Determining our religious beliefs in a casual and ad hoc fashion frequently leads to suboptimal results. Without thinking deeply and carefully, too often we end up keeping the bad parts and jettisoning the good ones. We end up with suboptimal and inconsistent belief systems that do not maximize the potential benefits our religion can bring to ourselves and others. We should each consider our religion (whether it is an explicit denomination or merely the core practices and ideals we have adopted from our peers and social groups) and jettison the bad parts, keep the good parts, and study the religions of others so that we can co-opt their useful parts and practice them ourselves. This should be an ongoing process – it is easy to fall into a rut and develop bad habits and rely on our past conclusions; reasonable religion is a lifelong approach of continual reevaluation, a never-ending accretion of positive religious practices and outlooks. Religion evolved because it conferred real benefits. Reasonable religion means thinking carefully and acting wisely to maximize those benefits.
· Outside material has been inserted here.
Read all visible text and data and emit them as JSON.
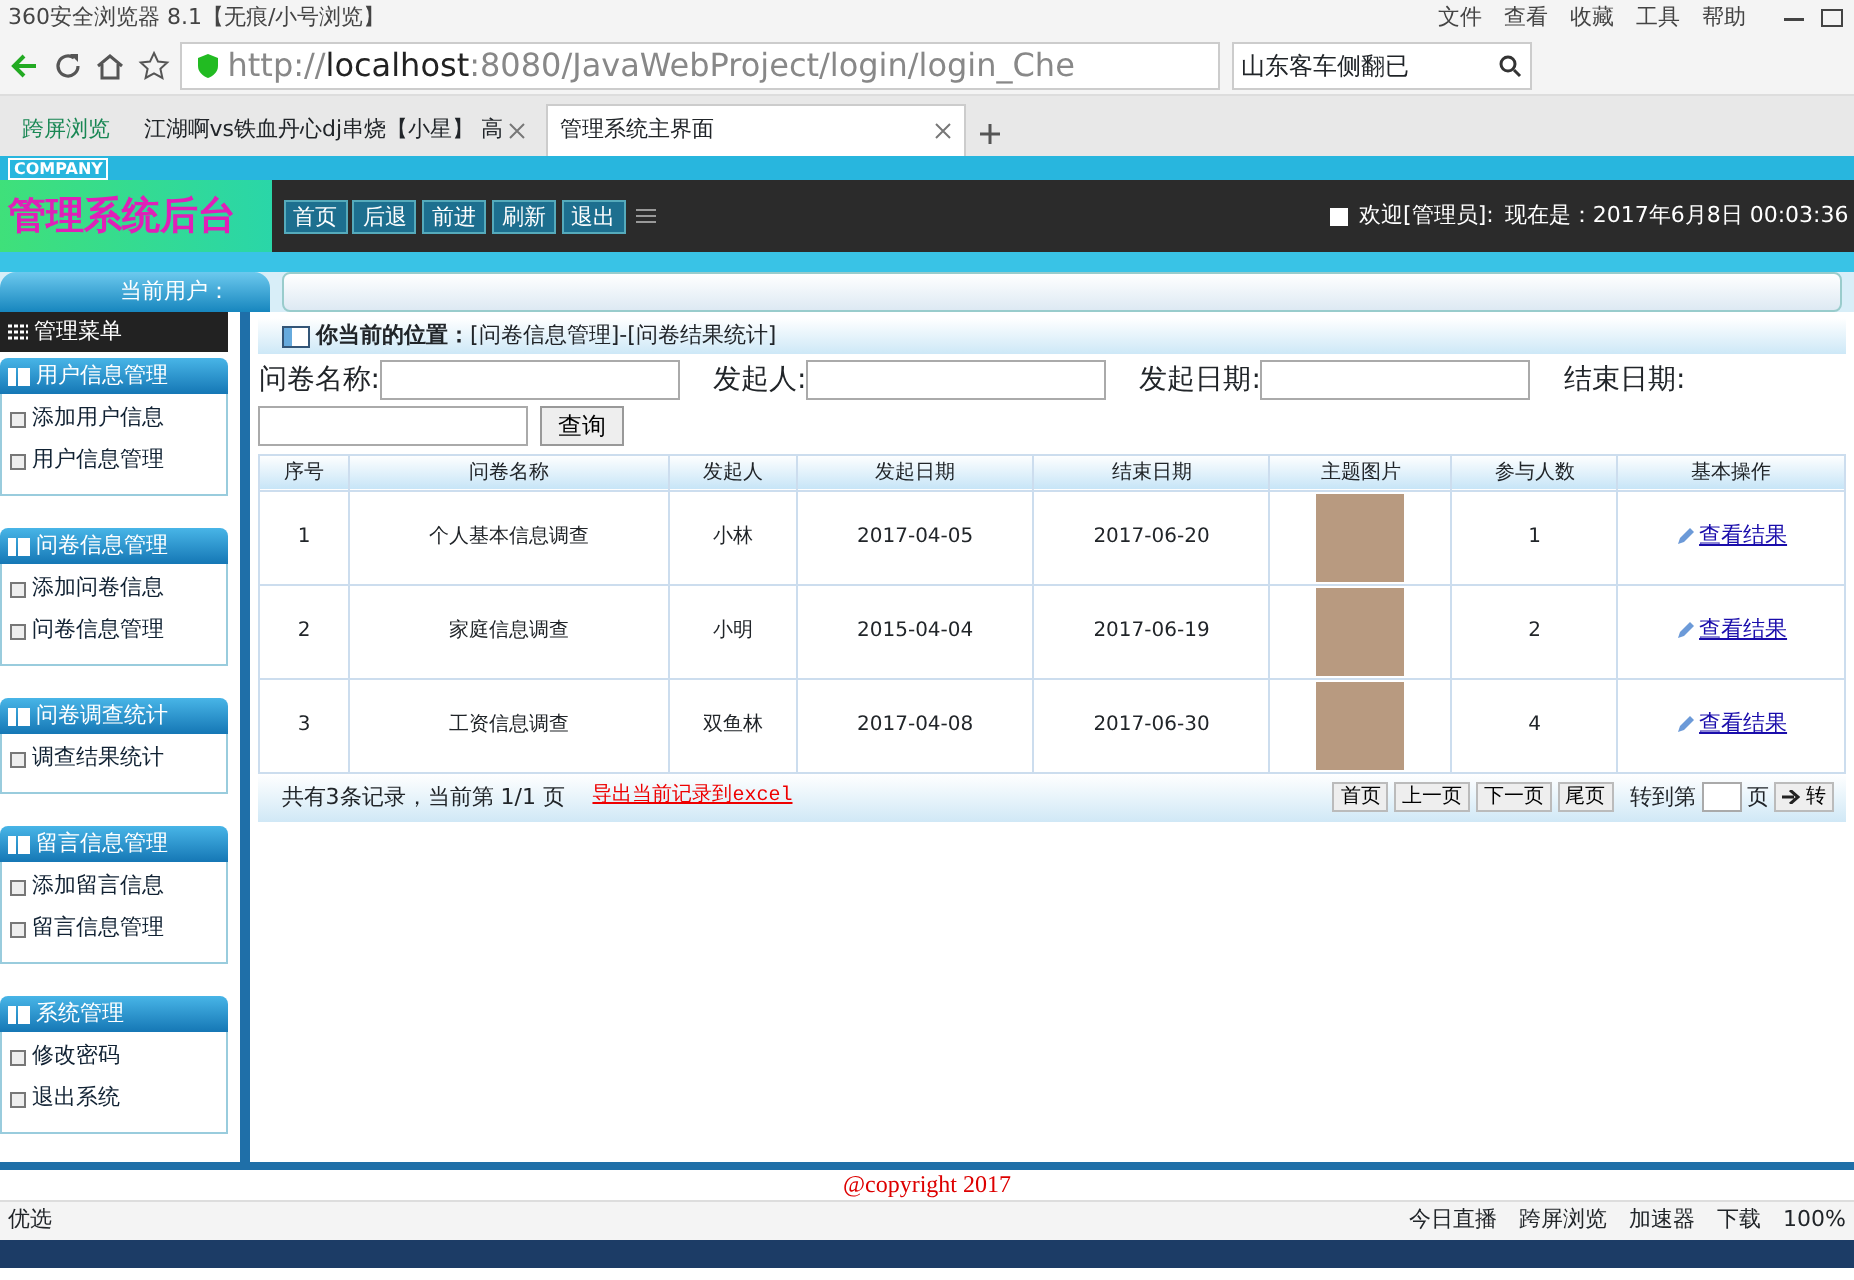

So what is the best way to practice reasonable religion? Study the wisdom of the ages; compare, think, and explore; integrate what you find with modern scientific knowledge. Make the effort to discover and synthesize truth. Different, valuable approaches and perspectives often develop outside of your “group” that often end up being better than what you find within your normal range of experience. If you only ever look within your own tradition and social groups, insularity and groupthink will often lead you astray into false beliefs and conclusions. Don’t get stuck in an echo chamber: read and experience teachings and traditions outside your occupation, your field of study, or your religious tradition – you will find new insights and knowledge unattainable without venturing outside. Keep the good you already have, and look for more wherever you can get it.
3 Environmentalists’ concerns for ritual impurity and achieving ritual cleanliness merely trades religious objects for a new set of secular objects. Their quasi-religious concern for avoiding “ungreen” products and using ritually pure objects often comes without rationally evaluating their behavior to figure out how they can actually make the most impact. The important thing to them becomes the ritual purity, and only secondarily achieving the most environmentally positive outcome. For example, animal loving environmentalists hold SUV drivers in contempt for their unclean gas-gizzling behavior even though many of those same environmentalists keep pet dogs and cats that have a greater adverse environmental impact than the SUV (http://abcnews.go.com/Technology/pet-dogs-damaging-environment-suvs/story?id=9402234). Their attitudes are more shaped by a reverential awe for “nature” than for actually minimizing their environmental impact. Another example is environmentally conscious drivers who gain ritual purity by driving their Prius, even though the energy used to build and operate a Prius may make it worse for the environment other simple gasoline-powered options like the Scion xB ( http://cnwmr.com/nss-folder/automotiveenergy/DUST%20PDF%20VERSION.pdf (PDF)). Many in the environmental movement also display ascetic tendencies that in previous years might have led them to a monastic life: the act itself of sacrificing is what they value most, rather than rationally evaluating the evidence and making the optimal choice. Their environmentalism becomes an excuse to display their innate religious tendencies.